In all their graves

and many tombs,

beneath the greening trees…

who’ll care for these:

who loved,

and laughed,

and lost,

broken and alone

The houses we lived in had been beaten by winter storms and baked by sweltering summers until, through constant expansion and contraction, the joints and seams were porous and open. They contained the belligerent bile of generations. Secrets and stories that emerged from under those roofs were passed down from father to son, mother to daughter. They were incubators of neuroses that grew more bizarre with each passing generation. Each novice added their own psychotic twists and warped understanding to the conflicts that went before them. One litter of mad dogs produced four litters of dogs madder than the rest.

Rarely could they rise out of the confusion and despair which weaned them, and often this conceit magnified the original distemper, until it had evolved into something insidious, subtle and vicious. We played in dirt laid by our grandfathers, and ran across streets thick with ghosts of immigrants. Triumphs were small, but magnified by the lens of poverty , while failures were catastrophic and the fear of change was a silent sickness more unpleasant than change itself.

We were entombed.

What sons will sweep

the gathered soil

from this chiseled face,

where names were drawn

and shaped

by hand,

then carved…

in blood and bone.

Children cannot know other. Their minds are occupied with the familiar and it becomes impossible to imagine an alternative. No one escaped the twists and totems of living in the crucible of laboring class America. We were force fed domestic abuse, bigotry and alcoholism. Poor people, living as well as they could, in a purgatory between past and future. They worked, they laughed, loved, raged and drank with passionate zeal. They hated their jobs, loathed themselves, drank to forget, took it out on the wife and kids, and believed they were good family men.

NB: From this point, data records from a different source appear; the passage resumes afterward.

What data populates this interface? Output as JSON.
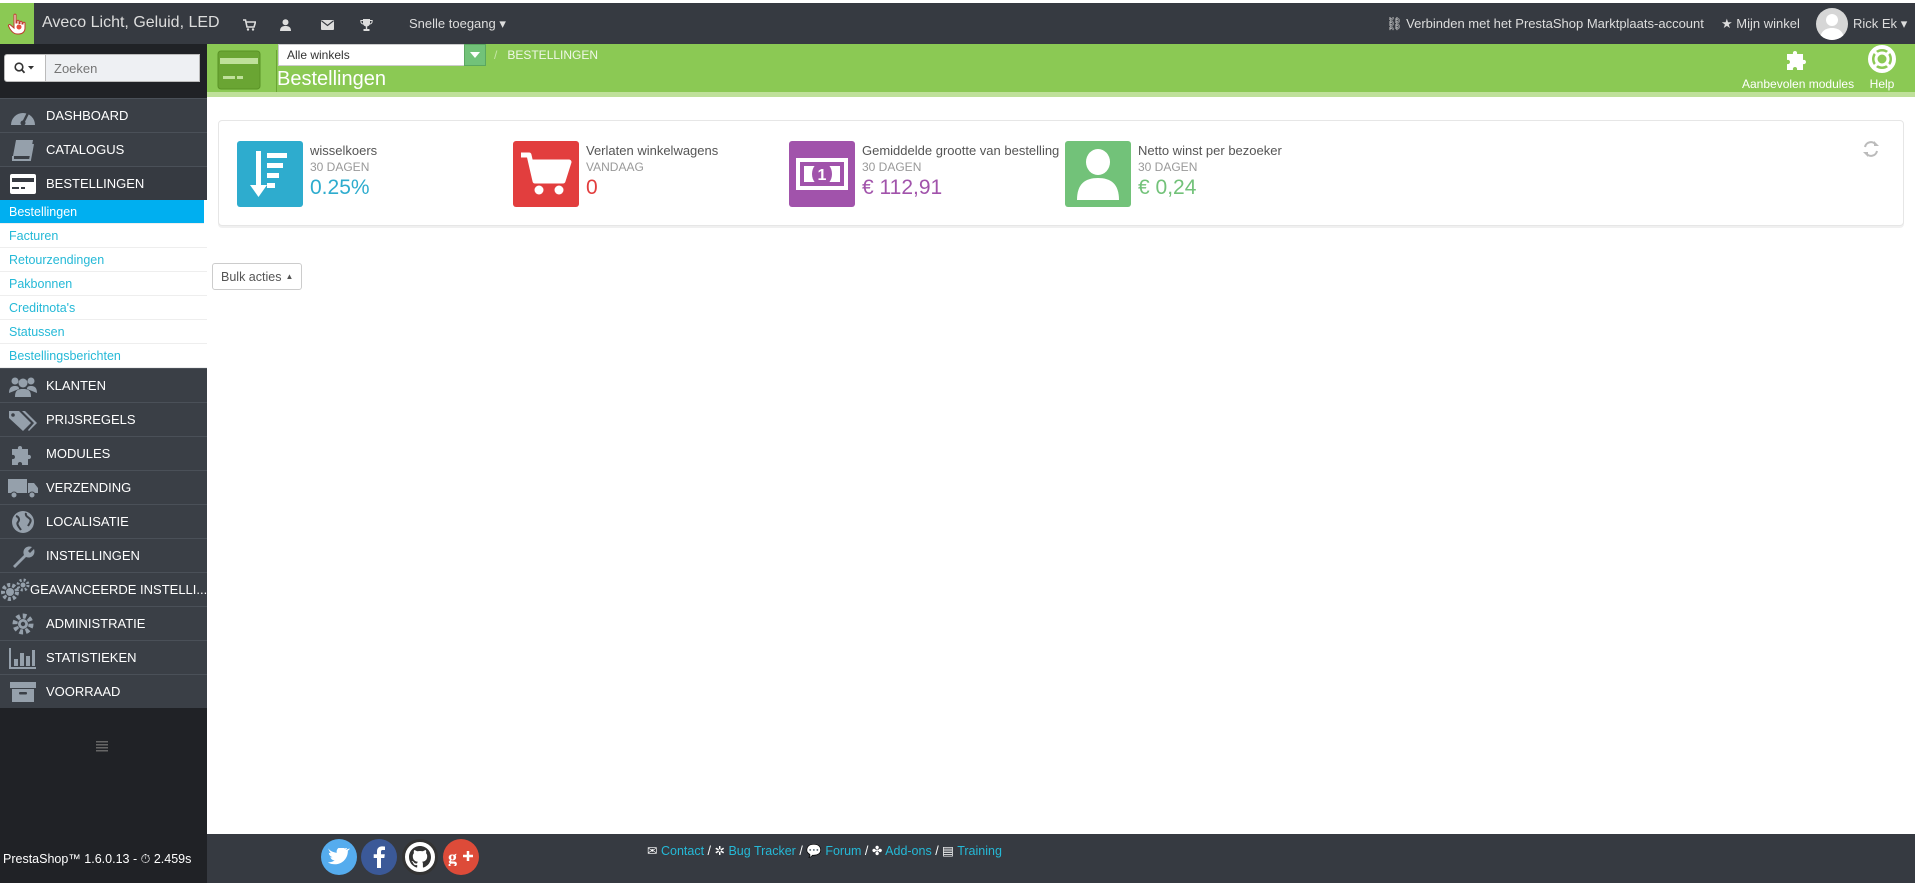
{
  "topbar": {
    "shop_name": "Aveco Licht, Geluid, LED",
    "quick_access": "Snelle toegang",
    "connect": "Verbinden met het PrestaShop Marktplaats-account",
    "my_store": "Mijn winkel",
    "user": "Rick Ek"
  },
  "search": {
    "placeholder": "Zoeken"
  },
  "sidebar": {
    "items": [
      {
        "label": "DASHBOARD",
        "icon": "dashboard-icon"
      },
      {
        "label": "CATALOGUS",
        "icon": "book-icon"
      },
      {
        "label": "BESTELLINGEN",
        "icon": "credit-card-icon"
      },
      {
        "label": "KLANTEN",
        "icon": "users-icon"
      },
      {
        "label": "PRIJSREGELS",
        "icon": "tags-icon"
      },
      {
        "label": "MODULES",
        "icon": "puzzle-icon"
      },
      {
        "label": "VERZENDING",
        "icon": "truck-icon"
      },
      {
        "label": "LOCALISATIE",
        "icon": "globe-icon"
      },
      {
        "label": "INSTELLINGEN",
        "icon": "wrench-icon"
      },
      {
        "label": "GEAVANCEERDE INSTELLI...",
        "icon": "cogs-icon"
      },
      {
        "label": "ADMINISTRATIE",
        "icon": "cog-icon"
      },
      {
        "label": "STATISTIEKEN",
        "icon": "bar-chart-icon"
      },
      {
        "label": "VOORRAAD",
        "icon": "archive-icon"
      }
    ],
    "submenu": [
      "Bestellingen",
      "Facturen",
      "Retourzendingen",
      "Pakbonnen",
      "Creditnota's",
      "Statussen",
      "Bestellingsberichten"
    ]
  },
  "header": {
    "shop_select": "Alle winkels",
    "breadcrumb": "BESTELLINGEN",
    "title": "Bestellingen",
    "recommended": "Aanbevolen modules",
    "help": "Help"
  },
  "kpis": [
    {
      "title": "wisselkoers",
      "sub": "30 DAGEN",
      "value": "0.25%",
      "color": "#2eacce",
      "icon": "sort-amount-down-icon"
    },
    {
      "title": "Verlaten winkelwagens",
      "sub": "VANDAAG",
      "value": "0",
      "color": "#e23e3e",
      "icon": "cart-icon"
    },
    {
      "title": "Gemiddelde grootte van bestelling",
      "sub": "30 DAGEN",
      "value": "€ 112,91",
      "color": "#a153ab",
      "icon": "money-icon"
    },
    {
      "title": "Netto winst per bezoeker",
      "sub": "30 DAGEN",
      "value": "€ 0,24",
      "color": "#72c279",
      "icon": "user-icon"
    }
  ],
  "bulk_actions": "Bulk acties",
  "footer": {
    "version": "PrestaShop™ 1.6.0.13 - ",
    "time": "2.459s",
    "links": [
      "Contact",
      "Bug Tracker",
      "Forum",
      "Add-ons",
      "Training"
    ]
  }
}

Each of us lives fighting, or following the passage of time until the very perception becomes wedded with a fear of it running out. We are young and sense the future as stretching endlessly ahead. Our hearts want to hasten the advent of age so that we can become more mature, richer, more beautiful, wiser. At some middle, we begin to realize that the tipping point has passed, and we are no longer waiting for age, but trying to forestall it. Youth slips away almost un-noticed while we indulge our callow hearts as if we would live without cease.

I, myself, see

the lowered light’

and know as well as you,

these threads we spin

through life

or love,

are not

of silk, but stone.

The young don’t notice being young, they notice that they are not enough.

I rejected each of my parents personalities. My mother was too weak, my father too angry. One enabled while the other disabled. I resolved to be neither of these. This meant living in an emotional gray space between, whose curbs were the edges of anger, and passivity.

I became nearly imperturbable. Except for that one major weak spot; the boundary I didn’t want crossed.

This was my grievous fault.

And no…I’m not going to tell you what it was.

This much I have learned: Love is acceptance…tolerance….and faith.

A daughter sits

beside the web,

and thinks of far away…

a joy gone by,

she thought

she knew,

yet still,



~ by theoxherd on May 24, 2012.

Leave a Reply

Fill in your details below or click an icon to log in: Logo

You are commenting using your account. Log Out / Change )

Twitter picture

You are commenting using your Twitter account. Log Out / Change )

Facebook photo

You are commenting using your Facebook account. Log Out / Change )

Google+ photo

You are commenting using your Google+ account. Log Out / Change )

Connecting to %s

%d bloggers like this: